[Given entries Boundary: Start]

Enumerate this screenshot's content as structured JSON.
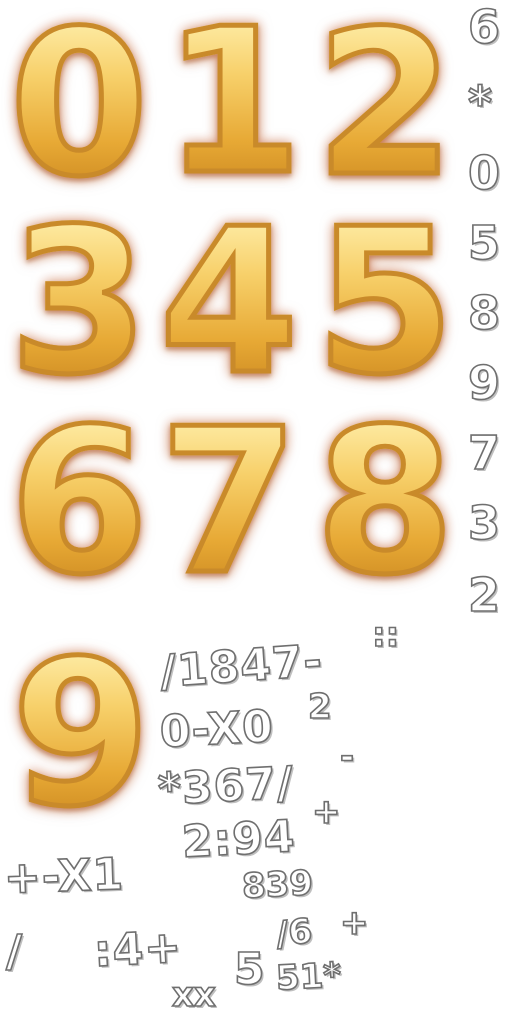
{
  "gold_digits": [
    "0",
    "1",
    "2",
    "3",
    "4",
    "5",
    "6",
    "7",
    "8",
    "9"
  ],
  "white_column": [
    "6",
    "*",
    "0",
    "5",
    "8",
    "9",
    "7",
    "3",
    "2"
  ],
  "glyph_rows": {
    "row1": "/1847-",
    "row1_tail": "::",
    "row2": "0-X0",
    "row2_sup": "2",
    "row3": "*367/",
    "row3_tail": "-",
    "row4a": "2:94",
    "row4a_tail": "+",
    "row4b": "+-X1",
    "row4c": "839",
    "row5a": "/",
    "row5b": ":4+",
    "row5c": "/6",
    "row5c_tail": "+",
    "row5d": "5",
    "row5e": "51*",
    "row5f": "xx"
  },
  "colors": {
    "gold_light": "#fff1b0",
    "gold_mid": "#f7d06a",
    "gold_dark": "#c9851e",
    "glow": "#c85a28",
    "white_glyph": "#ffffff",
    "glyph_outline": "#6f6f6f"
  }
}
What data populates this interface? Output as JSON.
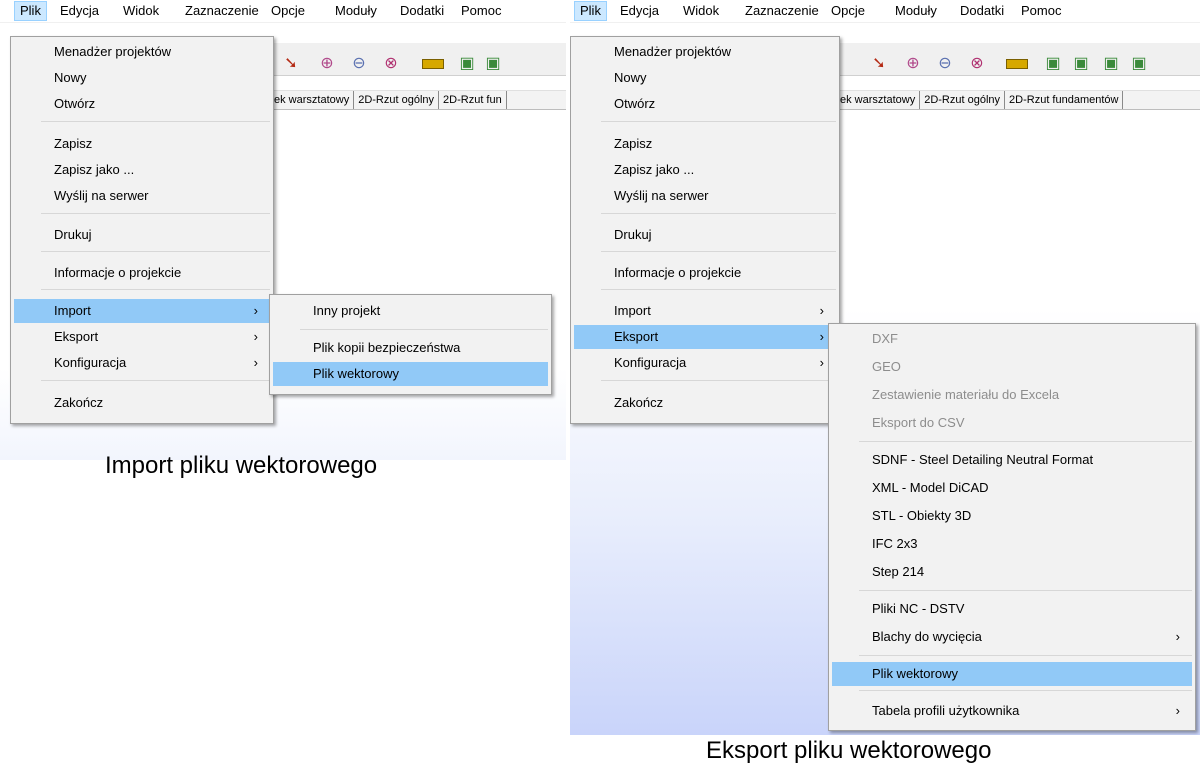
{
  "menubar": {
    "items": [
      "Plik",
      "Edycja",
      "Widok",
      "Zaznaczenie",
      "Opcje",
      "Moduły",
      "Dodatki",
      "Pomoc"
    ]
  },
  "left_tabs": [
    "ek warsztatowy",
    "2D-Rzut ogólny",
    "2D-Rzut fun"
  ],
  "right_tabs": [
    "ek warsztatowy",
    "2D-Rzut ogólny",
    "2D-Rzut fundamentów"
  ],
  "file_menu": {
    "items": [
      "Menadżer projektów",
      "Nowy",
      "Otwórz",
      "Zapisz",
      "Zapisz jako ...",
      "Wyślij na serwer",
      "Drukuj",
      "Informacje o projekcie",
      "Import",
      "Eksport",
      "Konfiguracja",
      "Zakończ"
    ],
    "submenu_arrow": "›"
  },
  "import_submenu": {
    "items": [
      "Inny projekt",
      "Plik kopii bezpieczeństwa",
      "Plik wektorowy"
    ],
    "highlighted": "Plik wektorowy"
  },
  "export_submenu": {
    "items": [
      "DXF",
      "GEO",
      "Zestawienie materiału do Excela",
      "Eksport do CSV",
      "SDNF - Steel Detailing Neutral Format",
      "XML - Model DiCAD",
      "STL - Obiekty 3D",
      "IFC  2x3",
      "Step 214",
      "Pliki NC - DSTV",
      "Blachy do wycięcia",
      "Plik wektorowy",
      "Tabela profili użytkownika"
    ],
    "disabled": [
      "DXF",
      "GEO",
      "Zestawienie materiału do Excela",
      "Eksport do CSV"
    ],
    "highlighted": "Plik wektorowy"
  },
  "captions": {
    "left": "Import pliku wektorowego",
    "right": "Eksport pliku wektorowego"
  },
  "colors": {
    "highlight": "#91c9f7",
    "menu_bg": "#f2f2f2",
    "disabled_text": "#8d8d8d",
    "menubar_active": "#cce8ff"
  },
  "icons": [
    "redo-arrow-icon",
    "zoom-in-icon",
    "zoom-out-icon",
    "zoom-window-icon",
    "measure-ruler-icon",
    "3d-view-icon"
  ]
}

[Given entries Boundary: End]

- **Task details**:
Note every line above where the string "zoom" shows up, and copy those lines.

- **Written answer**:
    "zoom-in-icon",
    "zoom-out-icon",
    "zoom-window-icon",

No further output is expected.